https://www.ft.com/content/58efedce-151d-11ea-b869-0971bffac109?segmentId=114a04fe-353d-37db-f705-204c9a0a157b

https://www.ft.com/content/1d683f18-3e35-11ea-a01a-bae547046735?segmentId=b0d7e653-3467-12ab-c0f0-77e4424cdb4c

https://www.frbatlanta.org/-/media/documents/news/conferences/2019/10/31/financial-system-of-the-future/chava-ganduri-paradkar-zeng_shocked-by-bank-funding-shocks.pdf

https://www.frbatlanta.org/-/media/documents/news/conferences/2019/10/31/financial-system-of-the-future/chava-ganduri-paradkar-zeng_shocked-by-bank-funding-shocks.pdf

https://www.ft.com/content/713a70b4-315d-11ea-a329-0bcf87a328f2

https://www.ft.com/content/b19b3458-3d25-11ea-b232-000f4477fbca

https://fred.stlouisfed.org/series/CUUR0000SA0R

https://fred.stlouisfed.org/series/GOLDAMGBD228NLBM

https://fred.stlouisfed.org/series/CPIAUCSL

 

YouTube Short Description:

A recent IMF survey of 17 advanced economies looked at every financial crisis between 1870 through 2013 and found that there is “a strong link between inequality and financial stability.”

In 1971 the average wage was $9,870. In 2019 the average was $48,672 according to the BLS (Bureau of Labor Statistics). Which would you rather have? But a family of four needed one wage earner to meet their basic needs and today it takes two.

Had the average worker been paid in ounces of gold in 1971, that would have been 282 ounces at $35 per ounce. At the current spot price of $1,570.40 per ounce, without a raise, that total wage would be $442,852.80 and most families of four could live well on that with one wage earner.

Where has all that wage inflation gone? Into CEO pay. According to data from statista, between 1978 and 2018 CEO pay has increased 940.3% while the average workers wage has only increased 11.9%. In fact, income inequality is now greater than it was in 1929!
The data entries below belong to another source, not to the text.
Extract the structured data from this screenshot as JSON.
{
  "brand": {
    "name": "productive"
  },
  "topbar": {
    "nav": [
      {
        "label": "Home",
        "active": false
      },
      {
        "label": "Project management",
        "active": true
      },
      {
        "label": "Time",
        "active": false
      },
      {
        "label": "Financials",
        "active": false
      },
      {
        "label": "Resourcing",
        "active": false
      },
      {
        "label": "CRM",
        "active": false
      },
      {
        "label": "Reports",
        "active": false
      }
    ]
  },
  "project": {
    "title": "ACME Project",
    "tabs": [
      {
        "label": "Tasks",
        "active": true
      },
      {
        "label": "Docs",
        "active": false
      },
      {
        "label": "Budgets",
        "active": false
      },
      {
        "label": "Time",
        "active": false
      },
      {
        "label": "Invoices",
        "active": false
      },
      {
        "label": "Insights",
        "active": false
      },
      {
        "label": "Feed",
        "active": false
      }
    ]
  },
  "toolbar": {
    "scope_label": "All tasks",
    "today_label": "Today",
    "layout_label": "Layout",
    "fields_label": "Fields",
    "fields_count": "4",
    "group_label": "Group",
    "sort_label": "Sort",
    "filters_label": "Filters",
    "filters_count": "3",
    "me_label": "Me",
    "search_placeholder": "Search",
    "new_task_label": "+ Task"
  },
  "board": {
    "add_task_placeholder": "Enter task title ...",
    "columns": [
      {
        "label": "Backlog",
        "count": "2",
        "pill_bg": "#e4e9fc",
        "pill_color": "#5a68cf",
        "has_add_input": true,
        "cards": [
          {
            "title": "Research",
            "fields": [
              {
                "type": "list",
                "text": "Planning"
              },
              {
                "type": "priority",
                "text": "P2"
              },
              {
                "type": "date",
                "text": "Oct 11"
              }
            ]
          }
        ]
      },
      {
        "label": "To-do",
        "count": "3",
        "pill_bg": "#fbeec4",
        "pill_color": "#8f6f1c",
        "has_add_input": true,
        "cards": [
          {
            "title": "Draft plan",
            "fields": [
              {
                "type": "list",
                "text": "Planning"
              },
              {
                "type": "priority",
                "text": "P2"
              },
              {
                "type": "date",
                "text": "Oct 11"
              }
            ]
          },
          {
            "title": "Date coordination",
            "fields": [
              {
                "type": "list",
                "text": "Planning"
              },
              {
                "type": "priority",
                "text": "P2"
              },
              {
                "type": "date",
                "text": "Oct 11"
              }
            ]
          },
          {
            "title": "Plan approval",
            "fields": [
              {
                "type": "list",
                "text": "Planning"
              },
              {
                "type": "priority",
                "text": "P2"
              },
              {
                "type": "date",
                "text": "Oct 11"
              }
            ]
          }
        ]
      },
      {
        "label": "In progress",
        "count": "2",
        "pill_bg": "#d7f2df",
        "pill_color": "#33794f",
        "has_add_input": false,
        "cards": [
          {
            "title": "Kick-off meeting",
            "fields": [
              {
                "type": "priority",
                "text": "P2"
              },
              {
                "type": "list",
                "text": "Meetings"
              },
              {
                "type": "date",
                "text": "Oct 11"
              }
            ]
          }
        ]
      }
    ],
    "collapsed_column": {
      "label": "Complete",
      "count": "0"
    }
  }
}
In addition, Fed data shows that non-runnable deposits, which are also bail-inable, have been “substituted” for runnable wholesale funding which is provided by governments and central banks.

This matters to all of us because when it gets too expensive to keep these truths hidden, the music will stop and we know that the public will be left without a chair.
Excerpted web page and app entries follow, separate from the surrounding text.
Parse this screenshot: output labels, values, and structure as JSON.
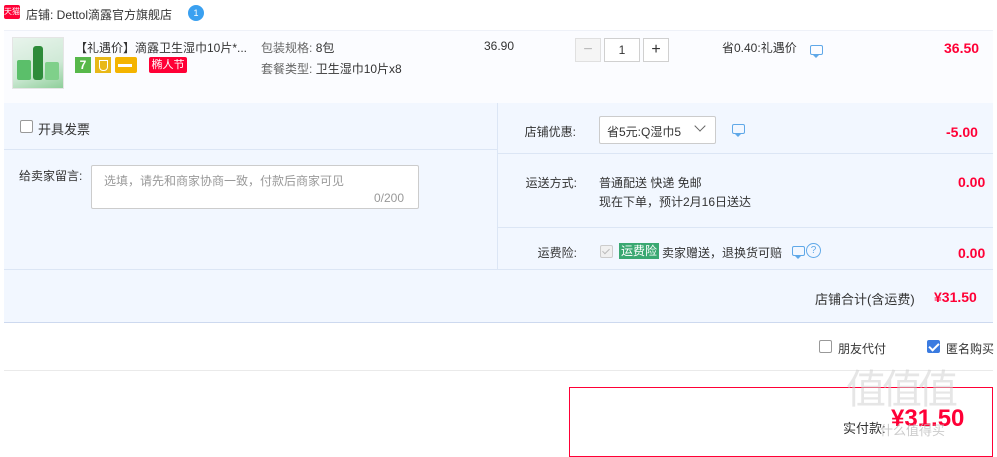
{
  "store": {
    "badge": "天猫",
    "name": "店铺: Dettol滴露官方旗舰店",
    "chat_badge": "1"
  },
  "item": {
    "title": "【礼遇价】滴露卫生湿巾10片*...",
    "badge_seven": "7",
    "badge_festival": "椭人节",
    "spec1_label": "包装规格:",
    "spec1_value": "8包",
    "spec2_label": "套餐类型:",
    "spec2_value": "卫生湿巾10片x8",
    "unit_price": "36.90",
    "quantity": "1",
    "minus": "−",
    "plus": "+",
    "saved": "省0.40:礼遇价",
    "total": "36.50"
  },
  "options": {
    "invoice_label": "开具发票",
    "message_label": "给卖家留言:",
    "message_placeholder": "选填，请先和商家协商一致，付款后商家可见",
    "message_count": "0/200",
    "coupon_label": "店铺优惠:",
    "coupon_value": "省5元:Q湿巾5",
    "coupon_amount": "-5.00",
    "shipping_label": "运送方式:",
    "shipping_line1": "普通配送 快递 免邮",
    "shipping_line2": "现在下单，预计2月16日送达",
    "shipping_amount": "0.00",
    "insurance_label": "运费险:",
    "insurance_tag": "运费险",
    "insurance_desc": "卖家赠送，退换货可赔",
    "insurance_amount": "0.00",
    "store_total_label": "店铺合计(含运费)",
    "store_total_value": "¥31.50"
  },
  "footer": {
    "friend_pay": "朋友代付",
    "anonymous": "匿名购买",
    "anonymous_checked": true,
    "pay_label": "实付款:",
    "pay_value": "¥31.50",
    "watermark": "值值值",
    "watermark_url": "什么值得买"
  },
  "colors": {
    "accent": "#ff0036",
    "panel": "#f2f7ff",
    "link": "#3b7be0",
    "tmall": "#ff0036"
  }
}
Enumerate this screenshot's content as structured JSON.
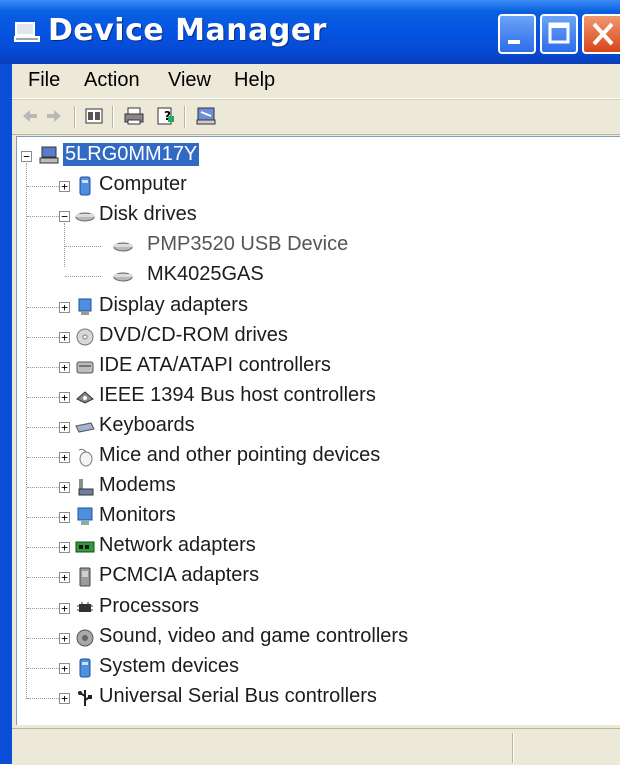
{
  "window": {
    "title": "Device Manager"
  },
  "menu": [
    "File",
    "Action",
    "View",
    "Help"
  ],
  "tree": {
    "root": "5LRG0MM17Y",
    "categories": [
      {
        "label": "Computer",
        "icon": "computer-icon",
        "expanded": false
      },
      {
        "label": "Disk drives",
        "icon": "disk-drive-icon",
        "expanded": true,
        "children": [
          "PMP3520 USB Device",
          "MK4025GAS"
        ]
      },
      {
        "label": "Display adapters",
        "icon": "display-adapter-icon",
        "expanded": false
      },
      {
        "label": "DVD/CD-ROM drives",
        "icon": "dvd-drive-icon",
        "expanded": false
      },
      {
        "label": "IDE ATA/ATAPI controllers",
        "icon": "ide-controller-icon",
        "expanded": false
      },
      {
        "label": "IEEE 1394 Bus host controllers",
        "icon": "ieee1394-icon",
        "expanded": false
      },
      {
        "label": "Keyboards",
        "icon": "keyboard-icon",
        "expanded": false
      },
      {
        "label": "Mice and other pointing devices",
        "icon": "mouse-icon",
        "expanded": false
      },
      {
        "label": "Modems",
        "icon": "modem-icon",
        "expanded": false
      },
      {
        "label": "Monitors",
        "icon": "monitor-icon",
        "expanded": false
      },
      {
        "label": "Network adapters",
        "icon": "network-adapter-icon",
        "expanded": false
      },
      {
        "label": "PCMCIA adapters",
        "icon": "pcmcia-icon",
        "expanded": false
      },
      {
        "label": "Processors",
        "icon": "processor-icon",
        "expanded": false
      },
      {
        "label": "Sound, video and game controllers",
        "icon": "sound-icon",
        "expanded": false
      },
      {
        "label": "System devices",
        "icon": "system-device-icon",
        "expanded": false
      },
      {
        "label": "Universal Serial Bus controllers",
        "icon": "usb-icon",
        "expanded": false
      }
    ]
  },
  "colors": {
    "titlebar": "#0554e3",
    "selection": "#316ac5",
    "window_bg": "#ece9d8"
  }
}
Who will have chairs? Those who hold real money gold. It really is that simple.